Heat the olive oil in a large soup pot over medium heat. Add the pancetta and sauté for 2 or 3 minutes (don’t brown it). Add the onions and garlic and sauté until the onions are translucent – another couple of minutes. Add the tomatoes with the juice and cook for a few more minutes. Add the beans, stock, sage, and salt. Simmer about half an hour. Using a strainer or holey spoon, remove about 1 ½ cups of beans. Use an immersion blender to puree the soup, then return the reserved beans to the pot and add the kale. Simmer for another 10 minutes. Ladle into bowls and top with freshly ground black pepper to taste. Enjoy!


Some person said...

Your soup looks really good! Sounds like just the thing for a cold winters day. Yum!

cucina testa rossa said...

wow cathy, this looks and sounds delicious. my mouth is watering! i can't wait to try it. no more soaking beans for me! i have yet to see kale here but i'll ask my favorite vegetable vendors Bernard et Michelle at the next market day. merci beaucoup!

Anonymous said...

Yum, sounds great and looks awesome. I absolutely love kale in bean soups. I've never seen or heard of dinosaur kale, though....I guess regular kale will do. (As an alternative to canned beans, you can always buy a pressure cooker...less than 10 minutes for cooked beans. You still have to soak them, but you can do that before you leave for work in the morning. Dried beans are so much cheaper than canned...but I do use canned sometimes, too, for convenience.)

Cathy said...

Hi Christine - thanks! I really did enjoy it!

Hi Laura! Thank you! The canned beans make it quick, but there's no reason not to use cooked dried beans if you prefer those. My problem was more with the way I had prepared the beans back in June - I baked them all day (after soaking them all night), and they were good but not great. Only when I turned them into soup were they great - this recipe just short circuits that whole process by a day or two!!

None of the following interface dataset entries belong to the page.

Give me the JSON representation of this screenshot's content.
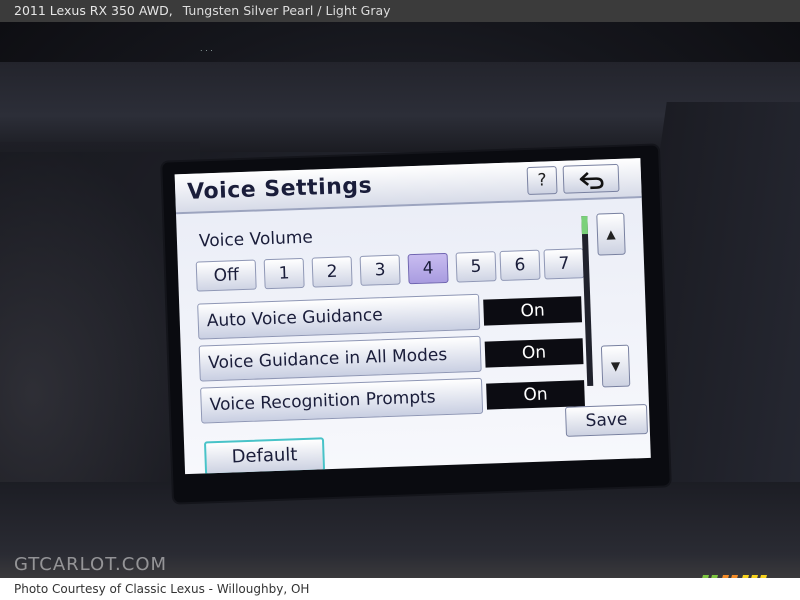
{
  "header": {
    "title": "2011 Lexus RX 350 AWD,",
    "subtitle": "Tungsten Silver Pearl / Light Gray"
  },
  "footer": {
    "credit": "Photo Courtesy of Classic Lexus - Willoughby, OH"
  },
  "watermark": {
    "text": "GTCARLOT.COM"
  },
  "screen": {
    "title": "Voice Settings",
    "help_label": "?",
    "back_icon": "return-arrow-icon",
    "volume": {
      "label": "Voice Volume",
      "options": [
        "Off",
        "1",
        "2",
        "3",
        "4",
        "5",
        "6",
        "7"
      ],
      "selected": "4"
    },
    "settings": [
      {
        "label": "Auto Voice Guidance",
        "value": "On"
      },
      {
        "label": "Voice Guidance in All Modes",
        "value": "On"
      },
      {
        "label": "Voice Recognition Prompts",
        "value": "On"
      }
    ],
    "scroll_up_icon": "scroll-up-icon",
    "scroll_down_icon": "scroll-down-icon",
    "save_label": "Save",
    "default_label": "Default"
  },
  "colors": {
    "accent_selected": "#a99ce0",
    "default_border": "#48c3c8",
    "value_bg": "#0c0c12",
    "logo_green": "#7ec542",
    "logo_orange": "#f28c28",
    "logo_yellow": "#f6d21e"
  }
}
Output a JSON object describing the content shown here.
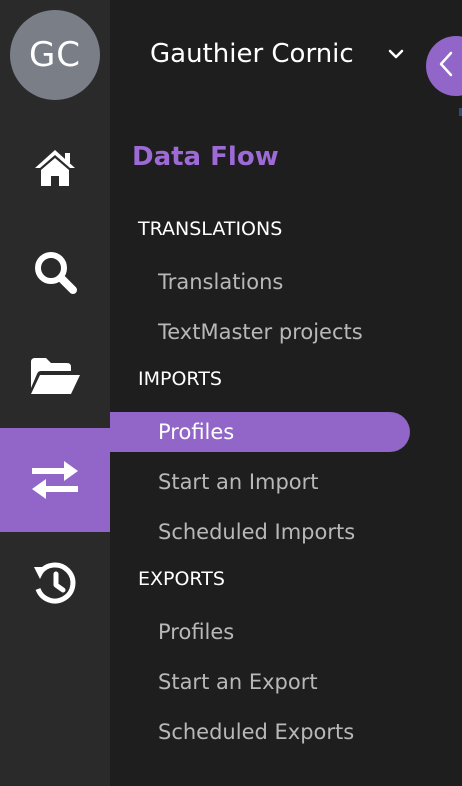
{
  "user": {
    "initials": "GC",
    "name": "Gauthier Cornic"
  },
  "rail": {
    "items": [
      {
        "name": "home",
        "icon": "home-icon",
        "active": false
      },
      {
        "name": "search",
        "icon": "search-icon",
        "active": false
      },
      {
        "name": "folders",
        "icon": "folder-open-icon",
        "active": false
      },
      {
        "name": "data-flow",
        "icon": "exchange-arrows-icon",
        "active": true
      },
      {
        "name": "history",
        "icon": "history-icon",
        "active": false
      }
    ]
  },
  "panel": {
    "title": "Data Flow",
    "groups": [
      {
        "heading": "TRANSLATIONS",
        "items": [
          "Translations",
          "TextMaster projects"
        ]
      },
      {
        "heading": "IMPORTS",
        "items": [
          "Profiles",
          "Start an Import",
          "Scheduled Imports"
        ]
      },
      {
        "heading": "EXPORTS",
        "items": [
          "Profiles",
          "Start an Export",
          "Scheduled Exports"
        ]
      }
    ],
    "active_item": "IMPORTS / Profiles"
  },
  "colors": {
    "rail_bg": "#2a2a2a",
    "panel_bg": "#1e1e1e",
    "accent": "#9166c8",
    "title": "#9d6ad6",
    "item_text": "#b8b8b8",
    "avatar_bg": "#7a7f87"
  }
}
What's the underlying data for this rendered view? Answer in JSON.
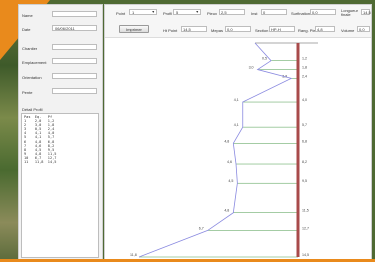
{
  "left_panel": {
    "fields": [
      {
        "label": "Name",
        "value": ""
      },
      {
        "label": "Date",
        "value": "06/06/2011"
      },
      {
        "label": "Chantier",
        "value": ""
      },
      {
        "label": "Emplacement",
        "value": ""
      },
      {
        "label": "Orientation",
        "value": ""
      },
      {
        "label": "Pente",
        "value": ""
      }
    ],
    "detail_label": "Détail Profil",
    "detail_header": "Pas  Eq.   Pf",
    "detail_rows": [
      "1    2,0   1,2",
      "2    3,0   1,8",
      "3    0,5   2,4",
      "4    4,1   4,0",
      "5    4,1   5,7",
      "6    4,8   6,8",
      "7    4,6   8,2",
      "8    4,5   9,5",
      "9    4,8   11,5",
      "10   6,7   12,7",
      "11   11,8  14,5"
    ]
  },
  "toolbar": {
    "point_label": "Point",
    "point_value": "1",
    "profil_label": "Profil",
    "profil_value": "5",
    "pieux_label": "Pieux",
    "pieux_value": "2,5",
    "inst_label": "Inst",
    "inst_value": "0",
    "surf_label": "Surfination",
    "surf_value": "0,0",
    "longueur_label": "Longueur finale",
    "longueur_value": "14,5",
    "imprimer_label": "Imprimer",
    "ht_label": "Ht Point",
    "ht_value": "14,5",
    "mepas_label": "Mepas",
    "mepas_value": "0,0",
    "section_label": "Section",
    "section_value": "HP-H",
    "rang_label": "Rang. Pieu",
    "rang_value": "4,8",
    "volume_label": "Volume",
    "volume_value": "0,0"
  },
  "chart_data": {
    "type": "line",
    "title": "",
    "xlabel": "",
    "ylabel": "",
    "depth": [
      0,
      1.2,
      1.8,
      2.4,
      4.0,
      5.7,
      6.8,
      8.2,
      9.5,
      11.5,
      12.7,
      14.5
    ],
    "equivalent": [
      0,
      2.0,
      3.0,
      0.5,
      4.1,
      4.1,
      4.8,
      4.6,
      4.5,
      4.8,
      6.7,
      11.8
    ],
    "equivalent_labels": [
      "",
      "0,5",
      "3,0",
      "3,8",
      "4,1",
      "4,1",
      "4,8",
      "4,6",
      "4,5",
      "4,8",
      "6,7",
      "11,8"
    ],
    "depth_labels": [
      "",
      "1,2",
      "1,8",
      "2,4",
      "4,0",
      "5,7",
      "6,8",
      "8,2",
      "9,5",
      "11,5",
      "12,7",
      "14,5"
    ],
    "series_color": "#8a8ae0",
    "grid_color": "#4a9a4a",
    "pile_color": "#a84a4a"
  }
}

Hi Alice! Thanks! I really like the dinosaur kale, but I'm sure regular kale would be great also. I don't mind using dried beans, it just requires a little more planning ahead. You've got a point about the cost, though. Actually, I like your idea of cooking more than you need and freezing some. I did that back when I cooked cranberry beans for your salad. Hope you do try the soup!

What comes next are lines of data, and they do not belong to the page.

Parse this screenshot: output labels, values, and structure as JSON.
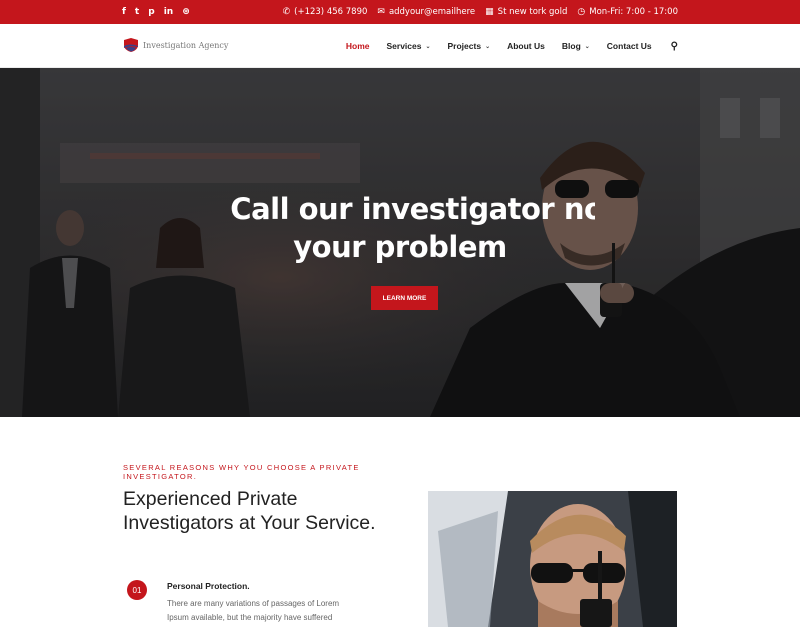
{
  "topbar": {
    "social": [
      {
        "icon": "facebook-icon",
        "glyph": "f"
      },
      {
        "icon": "twitter-icon",
        "glyph": "t"
      },
      {
        "icon": "pinterest-icon",
        "glyph": "p"
      },
      {
        "icon": "linkedin-icon",
        "glyph": "in"
      },
      {
        "icon": "dribbble-icon",
        "glyph": "⊛"
      }
    ],
    "phone": "(+123) 456 7890",
    "email": "addyour@emailhere",
    "address": "St new tork gold",
    "hours": "Mon-Fri: 7:00 - 17:00"
  },
  "nav": {
    "logo_text": "Investigation Agency",
    "items": [
      {
        "label": "Home",
        "active": true,
        "dropdown": false
      },
      {
        "label": "Services",
        "active": false,
        "dropdown": true
      },
      {
        "label": "Projects",
        "active": false,
        "dropdown": true
      },
      {
        "label": "About Us",
        "active": false,
        "dropdown": false
      },
      {
        "label": "Blog",
        "active": false,
        "dropdown": true
      },
      {
        "label": "Contact Us",
        "active": false,
        "dropdown": false
      }
    ]
  },
  "hero": {
    "title_line1": "Call our investigator now",
    "title_line2": "your problem",
    "button_label": "LEARN MORE"
  },
  "about": {
    "kicker": "SEVERAL REASONS WHY YOU CHOOSE A PRIVATE INVESTIGATOR.",
    "heading": "Experienced Private Investigators at Your Service.",
    "features": [
      {
        "number": "01",
        "title": "Personal Protection.",
        "text": "There are many variations of passages of Lorem Ipsum available, but the majority have suffered"
      }
    ]
  },
  "colors": {
    "accent": "#c4161c",
    "text_dark": "#222222",
    "text_muted": "#666666"
  }
}
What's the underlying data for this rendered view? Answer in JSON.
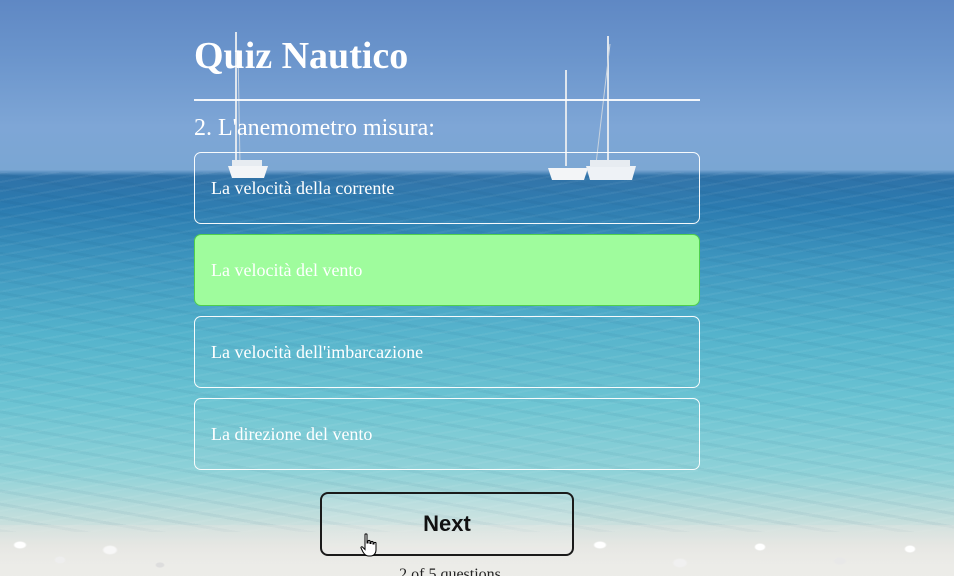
{
  "quiz": {
    "title": "Quiz Nautico",
    "question": "2. L'anemometro misura:",
    "answers": [
      {
        "label": "La velocità della corrente",
        "state": "default"
      },
      {
        "label": "La velocità del vento",
        "state": "correct"
      },
      {
        "label": "La velocità dell'imbarcazione",
        "state": "default"
      },
      {
        "label": "La direzione del vento",
        "state": "default"
      }
    ],
    "next_label": "Next",
    "counter_text": "2 of 5 questions"
  },
  "colors": {
    "correct_fill": "#9ffc9d",
    "correct_border": "#4fcf4c",
    "option_border": "#ffffff",
    "title_text": "#ffffff",
    "button_border": "#1a1a1a"
  },
  "icons": {
    "cursor": "hand-pointer-icon"
  }
}
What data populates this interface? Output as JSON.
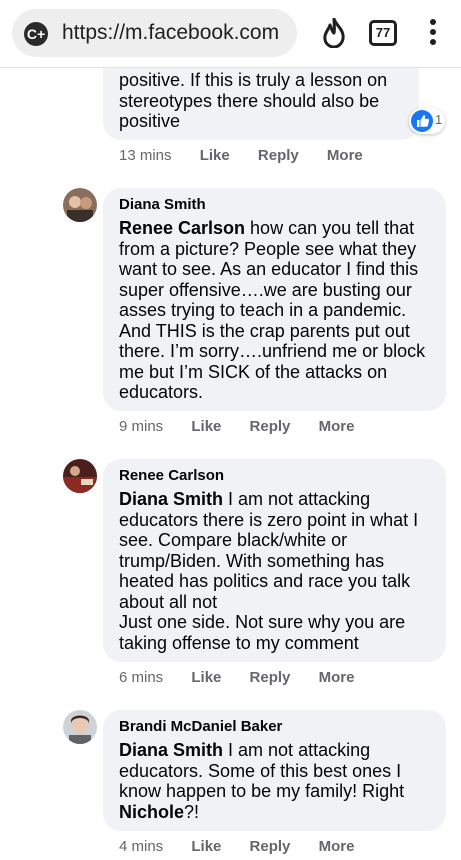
{
  "browser": {
    "site_badge": "C+",
    "url": "https://m.facebook.com",
    "tab_count": "77",
    "icons": [
      "site-badge-icon",
      "flame-icon",
      "tabs-icon",
      "kebab-menu-icon"
    ]
  },
  "comments": [
    {
      "author": "",
      "lines": [
        "positive. If this is truly a lesson on",
        "stereotypes there should also be",
        "positive"
      ],
      "time": "13 mins",
      "like": "Like",
      "reply": "Reply",
      "more": "More",
      "reaction_count": "1"
    },
    {
      "author": "Diana Smith",
      "mention": "Renee Carlson",
      "lines": [
        " how can you tell that",
        "from a picture? People see what they",
        "want to see. As an educator I find this",
        "super offensive….we are busting our",
        "asses trying to teach in a pandemic.",
        "And THIS is the crap parents put out",
        "there. I’m sorry….unfriend me or block",
        "me but I’m SICK of the attacks on",
        "educators."
      ],
      "time": "9 mins",
      "like": "Like",
      "reply": "Reply",
      "more": "More"
    },
    {
      "author": "Renee Carlson",
      "mention": "Diana Smith",
      "lines": [
        " I am not attacking",
        "educators there is zero point in what I",
        "see. Compare black/white or",
        "trump/Biden. With something has",
        "heated has politics and race you talk",
        "about all not",
        "Just one side. Not sure why you are",
        "taking offense to my comment"
      ],
      "time": "6 mins",
      "like": "Like",
      "reply": "Reply",
      "more": "More"
    },
    {
      "author": "Brandi McDaniel Baker",
      "mention": "Diana Smith",
      "lines": [
        " I am not attacking",
        "educators. Some of this best ones I",
        "know happen to be my family! Right"
      ],
      "last_mention": "Nichole",
      "last_suffix": "?!",
      "time": "4 mins",
      "like": "Like",
      "reply": "Reply",
      "more": "More"
    }
  ],
  "colors": {
    "bubble": "#f0f2f5",
    "meta_text": "#65676b",
    "like_blue": "#1877f2"
  }
}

pinkcocoa said...

Hi Cath
Your soup looks delicious and nutritious! Never tried cooking with white beans before and I have also never seen Dinosaur kale before! or maybe that I just never noticed it. How else would you cook it?

Cathy said...

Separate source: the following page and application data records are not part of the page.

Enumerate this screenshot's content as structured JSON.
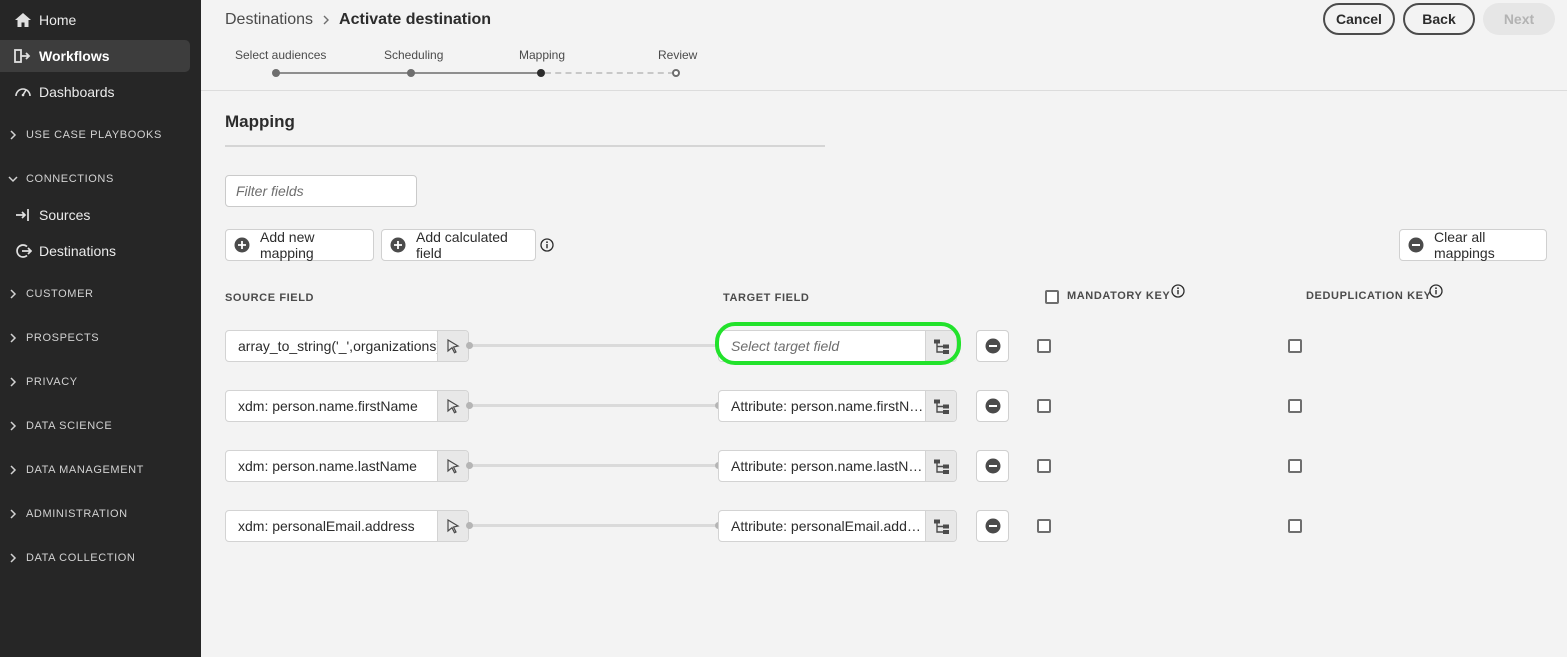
{
  "sidebar": {
    "items": [
      {
        "label": "Home",
        "icon": "home-icon"
      },
      {
        "label": "Workflows",
        "icon": "workflow-icon",
        "active": true
      },
      {
        "label": "Dashboards",
        "icon": "dashboard-gauge-icon"
      }
    ],
    "sections": [
      {
        "label": "USE CASE PLAYBOOKS",
        "expanded": false
      },
      {
        "label": "CONNECTIONS",
        "expanded": true
      },
      {
        "label": "CUSTOMER",
        "expanded": false
      },
      {
        "label": "PROSPECTS",
        "expanded": false
      },
      {
        "label": "PRIVACY",
        "expanded": false
      },
      {
        "label": "DATA SCIENCE",
        "expanded": false
      },
      {
        "label": "DATA MANAGEMENT",
        "expanded": false
      },
      {
        "label": "ADMINISTRATION",
        "expanded": false
      },
      {
        "label": "DATA COLLECTION",
        "expanded": false
      }
    ],
    "connections_items": [
      {
        "label": "Sources",
        "icon": "sources-icon"
      },
      {
        "label": "Destinations",
        "icon": "destinations-icon"
      }
    ]
  },
  "header": {
    "breadcrumb_parent": "Destinations",
    "breadcrumb_current": "Activate destination",
    "cancel_label": "Cancel",
    "back_label": "Back",
    "next_label": "Next"
  },
  "stepper": {
    "steps": [
      "Select audiences",
      "Scheduling",
      "Mapping",
      "Review"
    ],
    "current_index": 2
  },
  "mapping": {
    "title": "Mapping",
    "filter_placeholder": "Filter fields",
    "add_mapping_label": "Add new mapping",
    "add_calculated_label": "Add calculated field",
    "clear_all_label": "Clear all mappings",
    "columns": {
      "source": "SOURCE FIELD",
      "target": "TARGET FIELD",
      "mandatory": "MANDATORY KEY",
      "dedup": "DEDUPLICATION KEY"
    },
    "rows": [
      {
        "source": "array_to_string('_',organizations)",
        "target": "",
        "target_placeholder": "Select target field"
      },
      {
        "source": "xdm: person.name.firstName",
        "target": "Attribute: person.name.firstName"
      },
      {
        "source": "xdm: person.name.lastName",
        "target": "Attribute: person.name.lastName"
      },
      {
        "source": "xdm: personalEmail.address",
        "target": "Attribute: personalEmail.address"
      }
    ]
  },
  "colors": {
    "sidebar_bg": "#262626",
    "highlight": "#22e22b",
    "page_bg": "#f3f3f3"
  }
}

Hi Pinkcocoa! Thanks very much! Actually, I've only ever used dinosaur kale in this soup. I was reading up on it today and I think the dinosaur kale is more tender than regular kale and is milder in flavor. I have Lynne Rossetto Kasper's "The Italian Country Table" and she has a recipe for "Melting Tuscan Kale" in which Tuscan (or dinosaur) kale is sauteed with onion and garlic until it is silky tender. She suggests Swiss chard as a substitute but says regular kale can be used if it is parboiled for one or two minutes.